Required work
Below is a block of entries, which should be copied verbatim apart from the pictures.

Exercise data
┌────────

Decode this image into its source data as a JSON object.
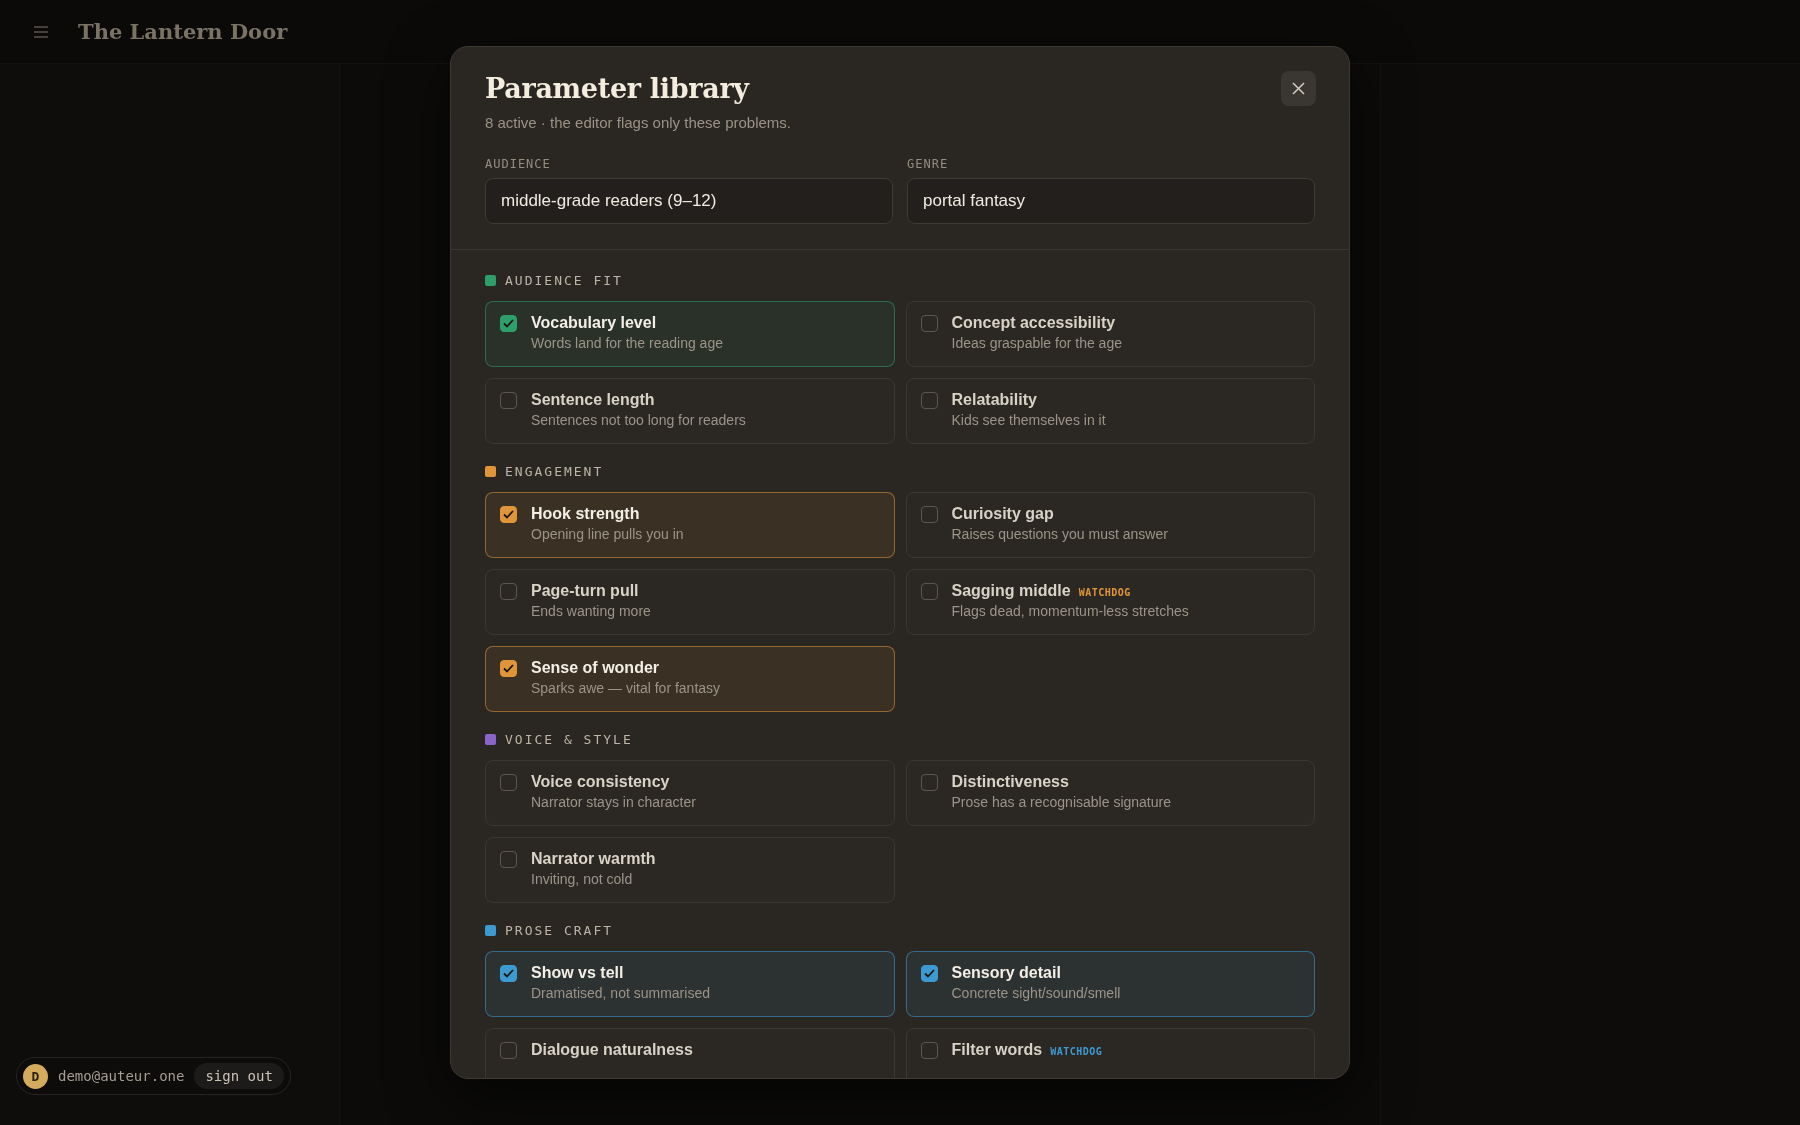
{
  "app": {
    "title": "The Lantern Door"
  },
  "modal": {
    "title": "Parameter library",
    "subtitle": "8 active · the editor flags only these problems.",
    "fields": [
      {
        "label": "AUDIENCE",
        "value": "middle-grade readers (9–12)"
      },
      {
        "label": "GENRE",
        "value": "portal fantasy"
      }
    ],
    "sections": [
      {
        "name": "AUDIENCE FIT",
        "color": "#2e9e6a",
        "items": [
          {
            "title": "Vocabulary level",
            "description": "Words land for the reading age",
            "checked": true
          },
          {
            "title": "Concept accessibility",
            "description": "Ideas graspable for the age",
            "checked": false
          },
          {
            "title": "Sentence length",
            "description": "Sentences not too long for readers",
            "checked": false
          },
          {
            "title": "Relatability",
            "description": "Kids see themselves in it",
            "checked": false
          }
        ]
      },
      {
        "name": "ENGAGEMENT",
        "color": "#e0953a",
        "items": [
          {
            "title": "Hook strength",
            "description": "Opening line pulls you in",
            "checked": true
          },
          {
            "title": "Curiosity gap",
            "description": "Raises questions you must answer",
            "checked": false
          },
          {
            "title": "Page-turn pull",
            "description": "Ends wanting more",
            "checked": false
          },
          {
            "title": "Sagging middle",
            "tag": "WATCHDOG",
            "description": "Flags dead, momentum-less stretches",
            "checked": false
          },
          {
            "title": "Sense of wonder",
            "description": "Sparks awe — vital for fantasy",
            "checked": true
          }
        ]
      },
      {
        "name": "VOICE & STYLE",
        "color": "#8a65c9",
        "items": [
          {
            "title": "Voice consistency",
            "description": "Narrator stays in character",
            "checked": false
          },
          {
            "title": "Distinctiveness",
            "description": "Prose has a recognisable signature",
            "checked": false
          },
          {
            "title": "Narrator warmth",
            "description": "Inviting, not cold",
            "checked": false
          }
        ]
      },
      {
        "name": "PROSE CRAFT",
        "color": "#3d9ad1",
        "items": [
          {
            "title": "Show vs tell",
            "description": "Dramatised, not summarised",
            "checked": true
          },
          {
            "title": "Sensory detail",
            "description": "Concrete sight/sound/smell",
            "checked": true
          },
          {
            "title": "Dialogue naturalness",
            "checked": false
          },
          {
            "title": "Filter words",
            "tag": "WATCHDOG",
            "checked": false
          }
        ]
      }
    ]
  },
  "user": {
    "initial": "D",
    "email": "demo@auteur.one",
    "sign_out": "sign out"
  }
}
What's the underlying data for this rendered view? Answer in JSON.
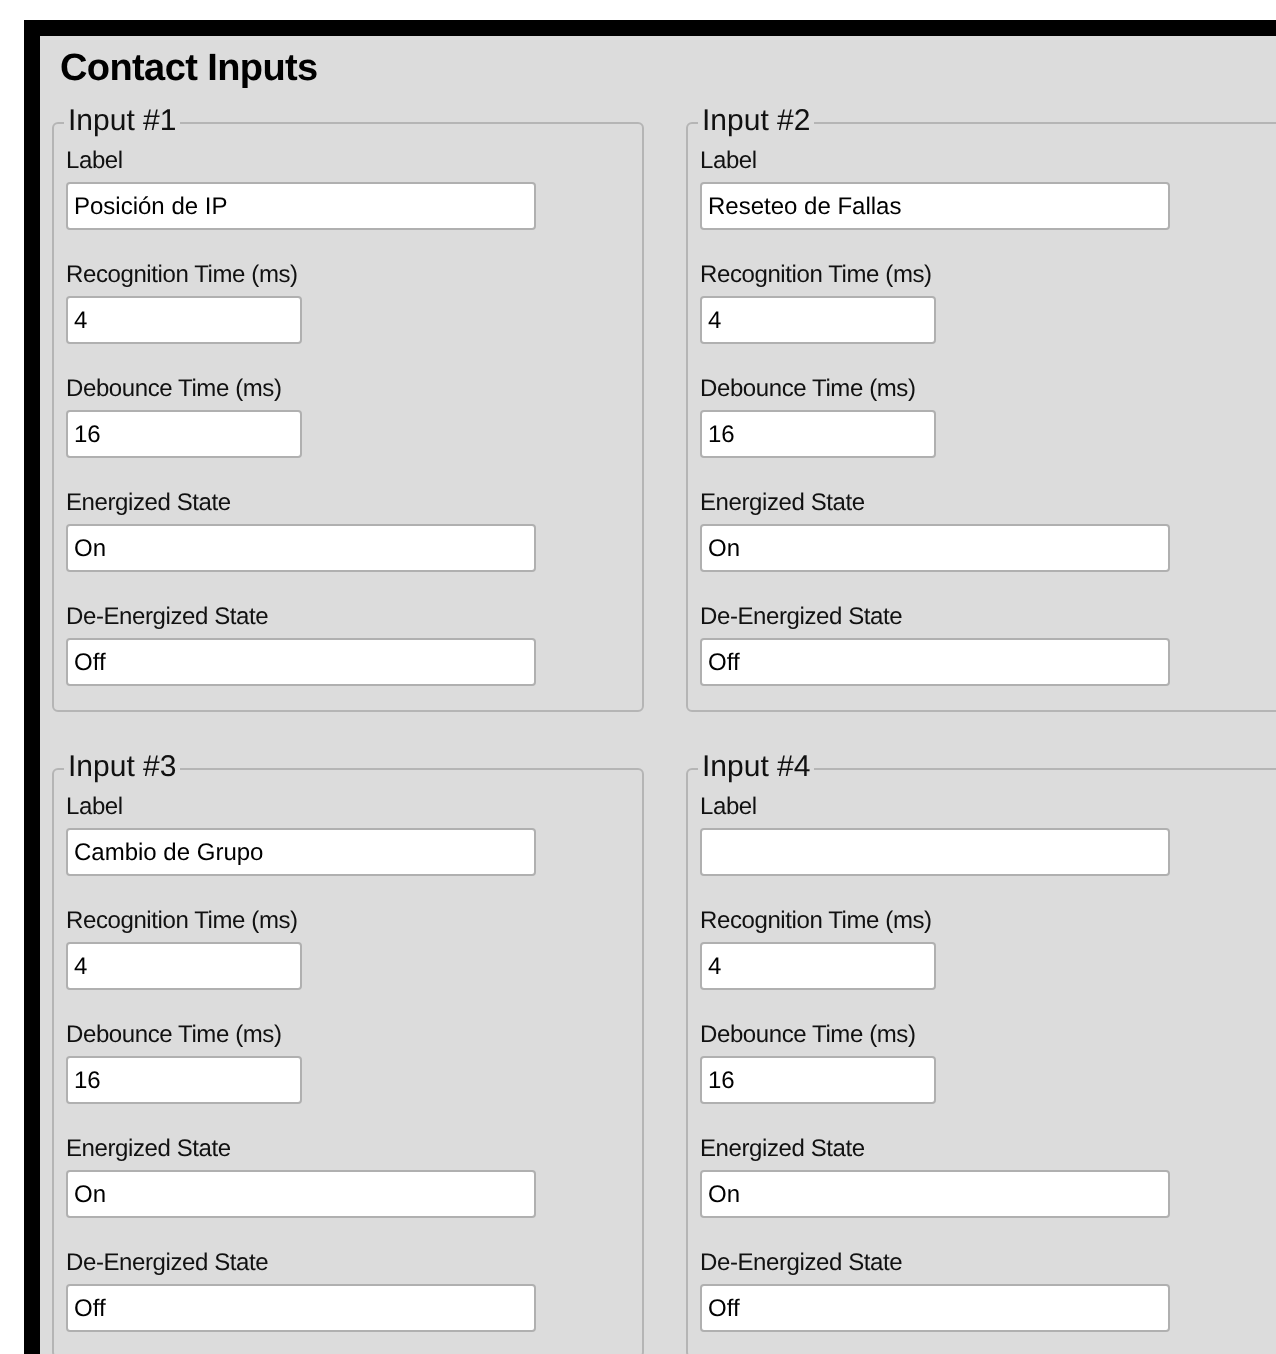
{
  "title": "Contact Inputs",
  "groups": [
    {
      "legend": "Input #1",
      "fields": [
        {
          "label": "Label",
          "kind": "wide",
          "value": "Posición de IP"
        },
        {
          "label": "Recognition Time (ms)",
          "kind": "narrow",
          "value": "4"
        },
        {
          "label": "Debounce Time (ms)",
          "kind": "narrow",
          "value": "16"
        },
        {
          "label": "Energized State",
          "kind": "wide",
          "value": "On"
        },
        {
          "label": "De-Energized State",
          "kind": "wide",
          "value": "Off"
        }
      ]
    },
    {
      "legend": "Input #2",
      "fields": [
        {
          "label": "Label",
          "kind": "wide",
          "value": "Reseteo de Fallas"
        },
        {
          "label": "Recognition Time (ms)",
          "kind": "narrow",
          "value": "4"
        },
        {
          "label": "Debounce Time (ms)",
          "kind": "narrow",
          "value": "16"
        },
        {
          "label": "Energized State",
          "kind": "wide",
          "value": "On"
        },
        {
          "label": "De-Energized State",
          "kind": "wide",
          "value": "Off"
        }
      ]
    },
    {
      "legend": "Input #3",
      "fields": [
        {
          "label": "Label",
          "kind": "wide",
          "value": "Cambio de Grupo"
        },
        {
          "label": "Recognition Time (ms)",
          "kind": "narrow",
          "value": "4"
        },
        {
          "label": "Debounce Time (ms)",
          "kind": "narrow",
          "value": "16"
        },
        {
          "label": "Energized State",
          "kind": "wide",
          "value": "On"
        },
        {
          "label": "De-Energized State",
          "kind": "wide",
          "value": "Off"
        }
      ]
    },
    {
      "legend": "Input #4",
      "fields": [
        {
          "label": "Label",
          "kind": "wide"
        },
        {
          "label": "Recognition Time (ms)",
          "kind": "narrow",
          "value": "4"
        },
        {
          "label": "Debounce Time (ms)",
          "kind": "narrow",
          "value": "16"
        },
        {
          "label": "Energized State",
          "kind": "wide",
          "value": "On"
        },
        {
          "label": "De-Energized State",
          "kind": "wide",
          "value": "Off"
        }
      ]
    }
  ]
}
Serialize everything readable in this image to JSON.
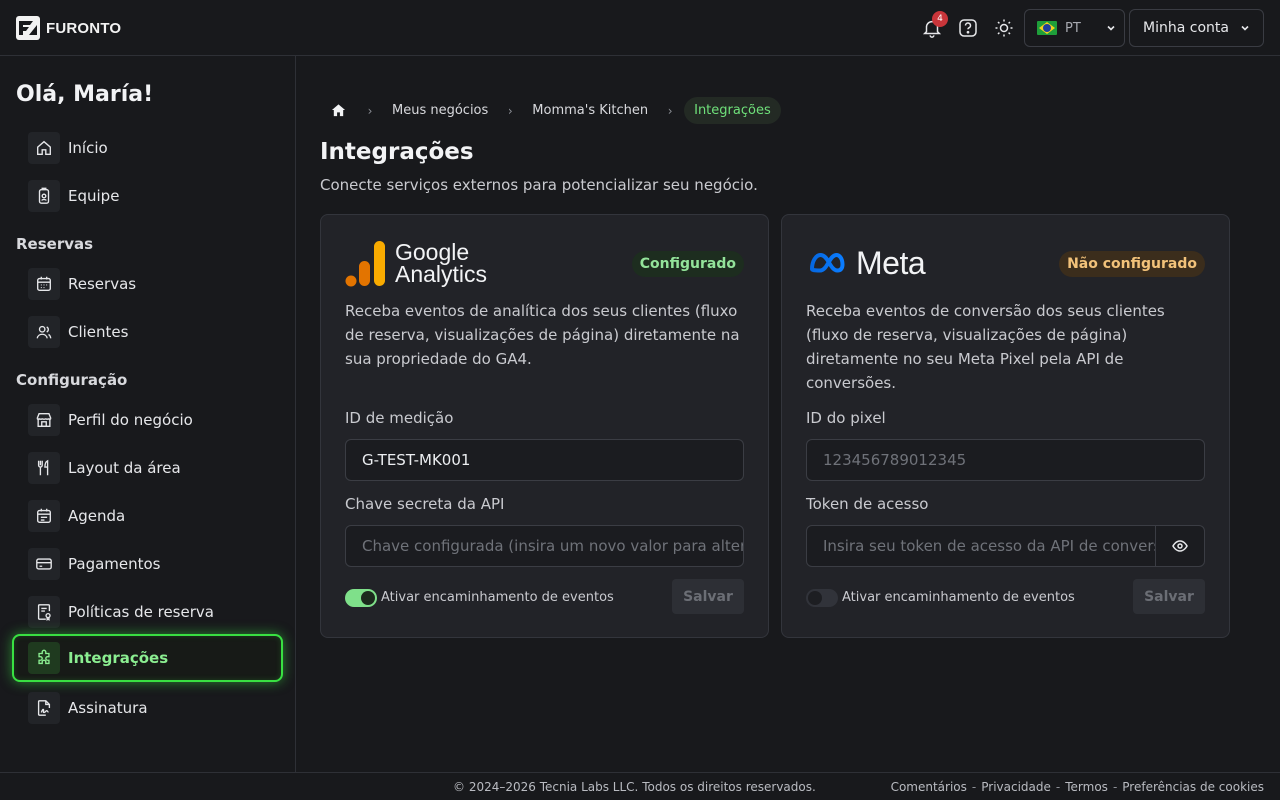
{
  "app": {
    "brand": "FURONTO"
  },
  "header": {
    "notifications_count": "4",
    "language": "PT",
    "account_label": "Minha conta"
  },
  "sidebar": {
    "greeting": "Olá, María!",
    "items_top": [
      {
        "label": "Início",
        "icon": "home-icon"
      },
      {
        "label": "Equipe",
        "icon": "badge-icon"
      }
    ],
    "section_reservas": "Reservas",
    "items_reservas": [
      {
        "label": "Reservas",
        "icon": "calendar-icon"
      },
      {
        "label": "Clientes",
        "icon": "users-icon"
      }
    ],
    "section_config": "Configuração",
    "items_config": [
      {
        "label": "Perfil do negócio",
        "icon": "store-icon"
      },
      {
        "label": "Layout da área",
        "icon": "utensils-icon"
      },
      {
        "label": "Agenda",
        "icon": "schedule-icon"
      },
      {
        "label": "Pagamentos",
        "icon": "card-icon"
      },
      {
        "label": "Políticas de reserva",
        "icon": "policy-icon"
      },
      {
        "label": "Integrações",
        "icon": "puzzle-icon",
        "active": true
      },
      {
        "label": "Assinatura",
        "icon": "signature-icon"
      }
    ]
  },
  "breadcrumb": {
    "items": [
      "Meus negócios",
      "Momma's Kitchen"
    ],
    "current": "Integrações"
  },
  "page": {
    "title": "Integrações",
    "subtitle": "Conecte serviços externos para potencializar seu negócio."
  },
  "cards": {
    "ga": {
      "logo_line1": "Google",
      "logo_line2": "Analytics",
      "status": "Configurado",
      "description": "Receba eventos de analítica dos seus clientes (fluxo de reserva, visualizações de página) diretamente na sua propriedade do GA4.",
      "field1_label": "ID de medição",
      "field1_value": "G-TEST-MK001",
      "field2_label": "Chave secreta da API",
      "field2_placeholder": "Chave configurada (insira um novo valor para alterar)",
      "toggle_label": "Ativar encaminhamento de eventos",
      "toggle_on": true,
      "save_label": "Salvar"
    },
    "meta": {
      "logo_text": "Meta",
      "status": "Não configurado",
      "description": "Receba eventos de conversão dos seus clientes (fluxo de reserva, visualizações de página) diretamente no seu Meta Pixel pela API de conversões.",
      "field1_label": "ID do pixel",
      "field1_placeholder": "123456789012345",
      "field2_label": "Token de acesso",
      "field2_placeholder": "Insira seu token de acesso da API de conversões",
      "toggle_label": "Ativar encaminhamento de eventos",
      "toggle_on": false,
      "save_label": "Salvar"
    }
  },
  "footer": {
    "copyright": "© 2024–2026 Tecnia Labs LLC. Todos os direitos reservados.",
    "links": [
      "Comentários",
      "Privacidade",
      "Termos",
      "Preferências de cookies"
    ],
    "separator": "-"
  },
  "colors": {
    "accent": "#39e042",
    "background": "#18191c",
    "card": "#222328"
  }
}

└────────

Solution for this task
Decode this image into its source data as a JSON object.
{
  "app": {
    "title": "The Lantern Door"
  },
  "modal": {
    "title": "Parameter library",
    "subtitle": "8 active · the editor flags only these problems.",
    "fields": [
      {
        "label": "AUDIENCE",
        "value": "middle-grade readers (9–12)"
      },
      {
        "label": "GENRE",
        "value": "portal fantasy"
      }
    ],
    "sections": [
      {
        "name": "AUDIENCE FIT",
        "color": "#2e9e6a",
        "items": [
          {
            "title": "Vocabulary level",
            "description": "Words land for the reading age",
            "checked": true
          },
          {
            "title": "Concept accessibility",
            "description": "Ideas graspable for the age",
            "checked": false
          },
          {
            "title": "Sentence length",
            "description": "Sentences not too long for readers",
            "checked": false
          },
          {
            "title": "Relatability",
            "description": "Kids see themselves in it",
            "checked": false
          }
        ]
      },
      {
        "name": "ENGAGEMENT",
        "color": "#e0953a",
        "items": [
          {
            "title": "Hook strength",
            "description": "Opening line pulls you in",
            "checked": true
          },
          {
            "title": "Curiosity gap",
            "description": "Raises questions you must answer",
            "checked": false
          },
          {
            "title": "Page-turn pull",
            "description": "Ends wanting more",
            "checked": false
          },
          {
            "title": "Sagging middle",
            "tag": "WATCHDOG",
            "description": "Flags dead, momentum-less stretches",
            "checked": false
          },
          {
            "title": "Sense of wonder",
            "description": "Sparks awe — vital for fantasy",
            "checked": true
          }
        ]
      },
      {
        "name": "VOICE & STYLE",
        "color": "#8a65c9",
        "items": [
          {
            "title": "Voice consistency",
            "description": "Narrator stays in character",
            "checked": false
          },
          {
            "title": "Distinctiveness",
            "description": "Prose has a recognisable signature",
            "checked": false
          },
          {
            "title": "Narrator warmth",
            "description": "Inviting, not cold",
            "checked": false
          }
        ]
      },
      {
        "name": "PROSE CRAFT",
        "color": "#3d9ad1",
        "items": [
          {
            "title": "Show vs tell",
            "description": "Dramatised, not summarised",
            "checked": true
          },
          {
            "title": "Sensory detail",
            "description": "Concrete sight/sound/smell",
            "checked": true
          },
          {
            "title": "Dialogue naturalness",
            "checked": false
          },
          {
            "title": "Filter words",
            "tag": "WATCHDOG",
            "checked": false
          }
        ]
      }
    ]
  },
  "user": {
    "initial": "D",
    "email": "demo@auteur.one",
    "sign_out": "sign out"
  }
}
What's the underlying data for this rendered view? Answer in JSON.
{
  "title": "Contact Inputs",
  "groups": [
    {
      "legend": "Input #1",
      "fields": [
        {
          "label": "Label",
          "kind": "wide",
          "value": "Posición de IP"
        },
        {
          "label": "Recognition Time (ms)",
          "kind": "narrow",
          "value": "4"
        },
        {
          "label": "Debounce Time (ms)",
          "kind": "narrow",
          "value": "16"
        },
        {
          "label": "Energized State",
          "kind": "wide",
          "value": "On"
        },
        {
          "label": "De-Energized State",
          "kind": "wide",
          "value": "Off"
        }
      ]
    },
    {
      "legend": "Input #2",
      "fields": [
        {
          "label": "Label",
          "kind": "wide",
          "value": "Reseteo de Fallas"
        },
        {
          "label": "Recognition Time (ms)",
          "kind": "narrow",
          "value": "4"
        },
        {
          "label": "Debounce Time (ms)",
          "kind": "narrow",
          "value": "16"
        },
        {
          "label": "Energized State",
          "kind": "wide",
          "value": "On"
        },
        {
          "label": "De-Energized State",
          "kind": "wide",
          "value": "Off"
        }
      ]
    },
    {
      "legend": "Input #3",
      "fields": [
        {
          "label": "Label",
          "kind": "wide",
          "value": "Cambio de Grupo"
        },
        {
          "label": "Recognition Time (ms)",
          "kind": "narrow",
          "value": "4"
        },
        {
          "label": "Debounce Time (ms)",
          "kind": "narrow",
          "value": "16"
        },
        {
          "label": "Energized State",
          "kind": "wide",
          "value": "On"
        },
        {
          "label": "De-Energized State",
          "kind": "wide",
          "value": "Off"
        }
      ]
    },
    {
      "legend": "Input #4",
      "fields": [
        {
          "label": "Label",
          "kind": "wide"
        },
        {
          "label": "Recognition Time (ms)",
          "kind": "narrow",
          "value": "4"
        },
        {
          "label": "Debounce Time (ms)",
          "kind": "narrow",
          "value": "16"
        },
        {
          "label": "Energized State",
          "kind": "wide",
          "value": "On"
        },
        {
          "label": "De-Energized State",
          "kind": "wide",
          "value": "Off"
        }
      ]
    }
  ]
}
Serialize everything readable in this image to JSON.
{
  "app": {
    "brand": "FURONTO"
  },
  "header": {
    "notifications_count": "4",
    "language": "PT",
    "account_label": "Minha conta"
  },
  "sidebar": {
    "greeting": "Olá, María!",
    "items_top": [
      {
        "label": "Início",
        "icon": "home-icon"
      },
      {
        "label": "Equipe",
        "icon": "badge-icon"
      }
    ],
    "section_reservas": "Reservas",
    "items_reservas": [
      {
        "label": "Reservas",
        "icon": "calendar-icon"
      },
      {
        "label": "Clientes",
        "icon": "users-icon"
      }
    ],
    "section_config": "Configuração",
    "items_config": [
      {
        "label": "Perfil do negócio",
        "icon": "store-icon"
      },
      {
        "label": "Layout da área",
        "icon": "utensils-icon"
      },
      {
        "label": "Agenda",
        "icon": "schedule-icon"
      },
      {
        "label": "Pagamentos",
        "icon": "card-icon"
      },
      {
        "label": "Políticas de reserva",
        "icon": "policy-icon"
      },
      {
        "label": "Integrações",
        "icon": "puzzle-icon",
        "active": true
      },
      {
        "label": "Assinatura",
        "icon": "signature-icon"
      }
    ]
  },
  "breadcrumb": {
    "items": [
      "Meus negócios",
      "Momma's Kitchen"
    ],
    "current": "Integrações"
  },
  "page": {
    "title": "Integrações",
    "subtitle": "Conecte serviços externos para potencializar seu negócio."
  },
  "cards": {
    "ga": {
      "logo_line1": "Google",
      "logo_line2": "Analytics",
      "status": "Configurado",
      "description": "Receba eventos de analítica dos seus clientes (fluxo de reserva, visualizações de página) diretamente na sua propriedade do GA4.",
      "field1_label": "ID de medição",
      "field1_value": "G-TEST-MK001",
      "field2_label": "Chave secreta da API",
      "field2_placeholder": "Chave configurada (insira um novo valor para alterar)",
      "toggle_label": "Ativar encaminhamento de eventos",
      "toggle_on": true,
      "save_label": "Salvar"
    },
    "meta": {
      "logo_text": "Meta",
      "status": "Não configurado",
      "description": "Receba eventos de conversão dos seus clientes (fluxo de reserva, visualizações de página) diretamente no seu Meta Pixel pela API de conversões.",
      "field1_label": "ID do pixel",
      "field1_placeholder": "123456789012345",
      "field2_label": "Token de acesso",
      "field2_placeholder": "Insira seu token de acesso da API de conversões",
      "toggle_label": "Ativar encaminhamento de eventos",
      "toggle_on": false,
      "save_label": "Salvar"
    }
  },
  "footer": {
    "copyright": "© 2024–2026 Tecnia Labs LLC. Todos os direitos reservados.",
    "links": [
      "Comentários",
      "Privacidade",
      "Termos",
      "Preferências de cookies"
    ],
    "separator": "-"
  },
  "colors": {
    "accent": "#39e042",
    "background": "#18191c",
    "card": "#222328"
  }
}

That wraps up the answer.